Light detection and ranging (LiDAR) is a powerful technique that provides accurate three-dimensional measurement of targets. New generation single photon LiDAR (SPL) systems are able to collect data at faster rates than conventional linear-mode LiDAR and at a lower cost. However, the new SPL systems are also very sensitive to false returns, which cause a high noise rate in the collected data. As a result, SPL systems present new data processing challenges. The filtering of SPL data has different requirements than imaging or conventional linear-mode LiDAR data. There is no intensity information for each return, and the data structure of the 3-D point cloud is irregularly spaced and different than 2-D images, therefore most imaging processing methods cannot be applied directly to SPL data. It also has a much higher noise rate than conventional LiDAR data, which makes conventional LiDAR filtering methods inapplicable.

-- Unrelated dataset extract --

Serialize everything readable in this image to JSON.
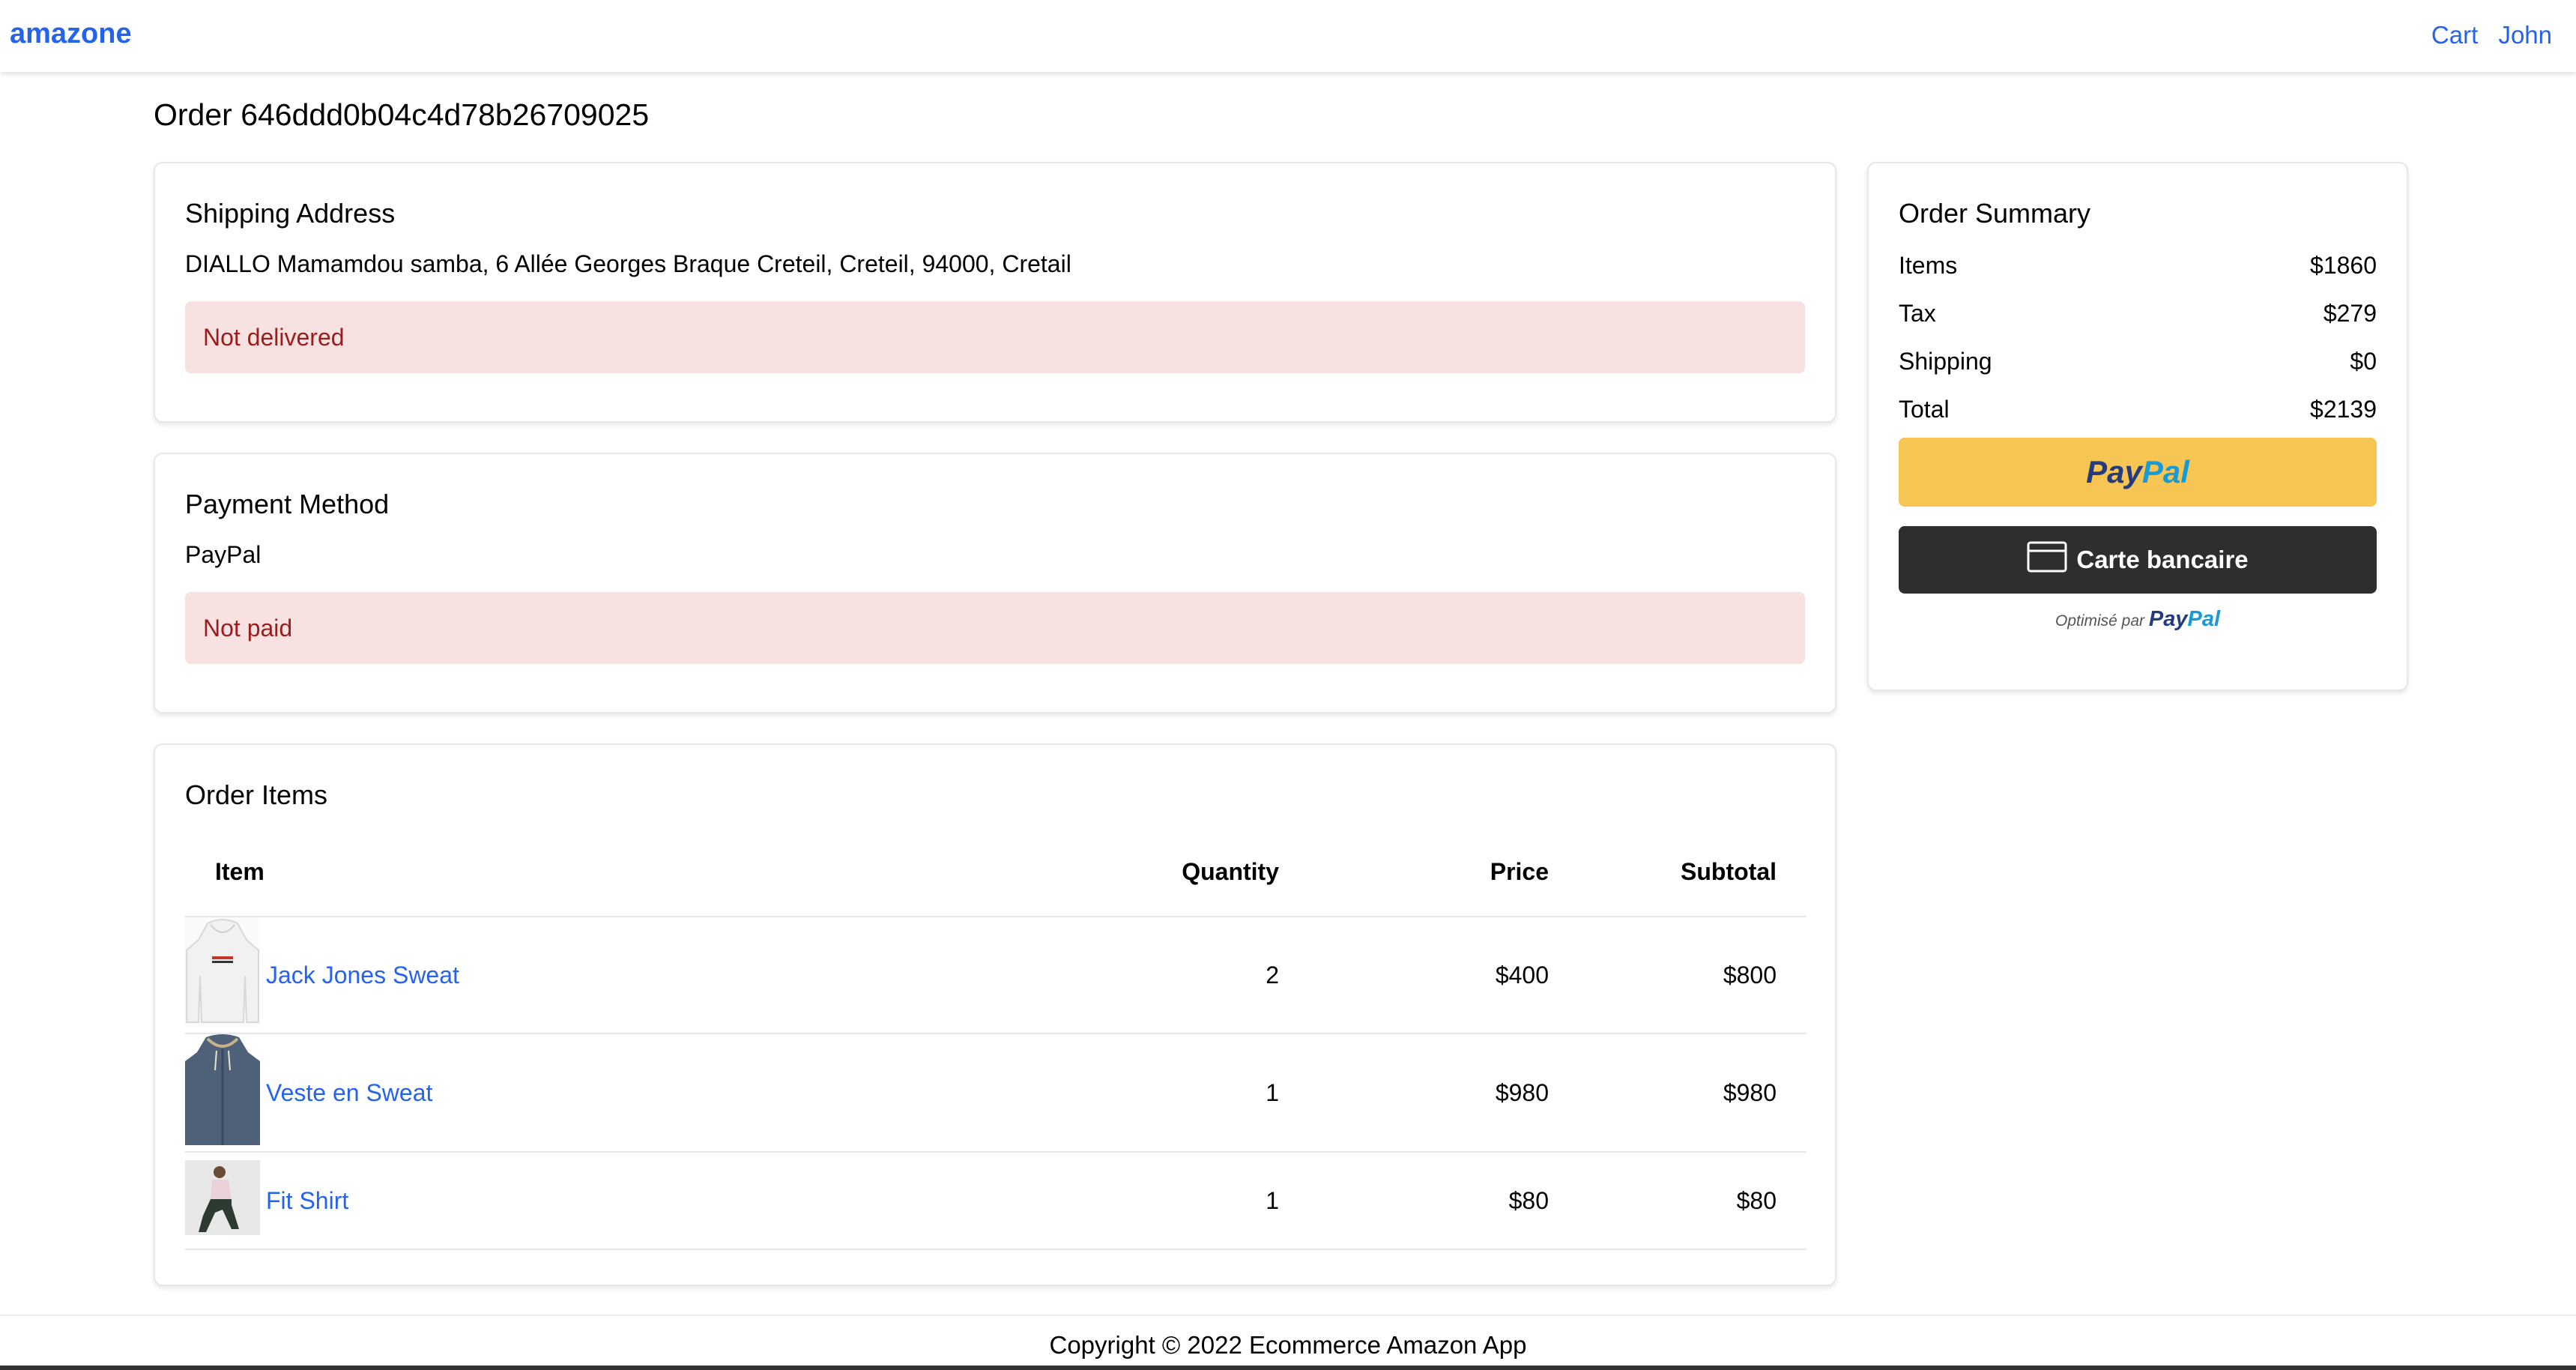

There has been some initial research on techniques for filtering SPL data; however, the problem has not been fully studied. In this dissertation, new SPL filtering algorithms which accommodate the higher noise and false return rates, along with afterpulsing will be developed and analyzed. First, two novel filtering methods are proposed to remove solar/dark noise for 2-D and 3-D SPL data respectively. The 2-D method considers inhomogeneous noise distribution and local point distribution to provide a more reliable filtering result. The 3-D method utilizes principle component analysis to remove near-signal noise more effectively. Results from these two methods were compared with current methods on different types of terrain. The proposed methods removed more noise points and had lower RMSE compared to the reference data. An improved version of the proposed 3-D filter that better retains linear features such as powerlines is then proposed and validated. Finally, a method based on robust regression is proposed to remove afterpulses. We found that on average, 90% of the afterpulse points were removed over rooftop areas and the mean elevation difference with respect to a reference surface was reduced from 1.95 m to 0.23 m.